-- DATA FOR REVIEW follows --
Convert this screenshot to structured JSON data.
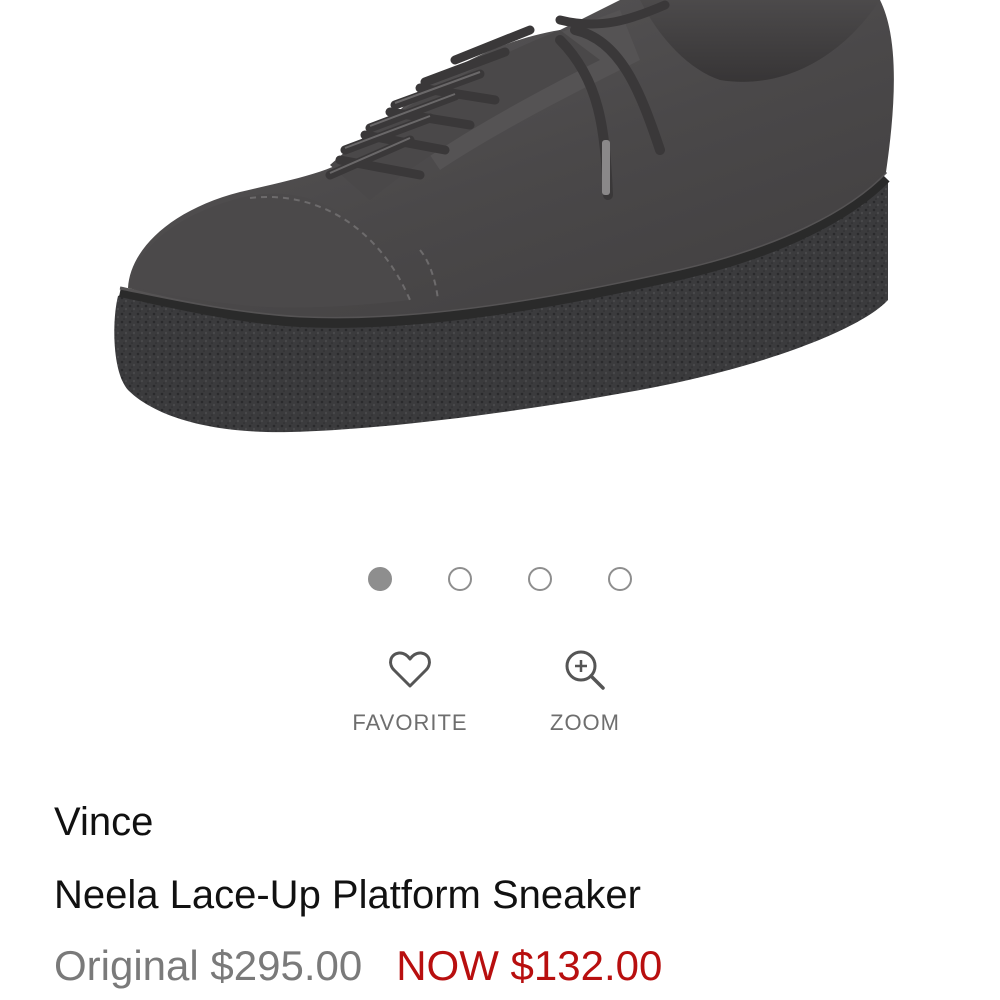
{
  "product": {
    "brand": "Vince",
    "name": "Neela Lace-Up Platform Sneaker",
    "image_alt": "Neela Lace-Up Platform Sneaker"
  },
  "carousel": {
    "total": 4,
    "active_index": 0
  },
  "actions": {
    "favorite_label": "FAVORITE",
    "zoom_label": "ZOOM"
  },
  "pricing": {
    "original_text": "Original $295.00",
    "now_text": "NOW $132.00"
  },
  "colors": {
    "sale_red": "#b80f0f",
    "muted_gray": "#7a7a7a",
    "icon_gray": "#555555"
  }
}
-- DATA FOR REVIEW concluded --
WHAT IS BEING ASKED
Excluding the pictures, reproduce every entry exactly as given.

TASK SOLUTION
Convert this screenshot to structured JSON data.
{
  "product": {
    "brand": "Vince",
    "name": "Neela Lace-Up Platform Sneaker",
    "image_alt": "Neela Lace-Up Platform Sneaker"
  },
  "carousel": {
    "total": 4,
    "active_index": 0
  },
  "actions": {
    "favorite_label": "FAVORITE",
    "zoom_label": "ZOOM"
  },
  "pricing": {
    "original_text": "Original $295.00",
    "now_text": "NOW $132.00"
  },
  "colors": {
    "sale_red": "#b80f0f",
    "muted_gray": "#7a7a7a",
    "icon_gray": "#555555"
  }
}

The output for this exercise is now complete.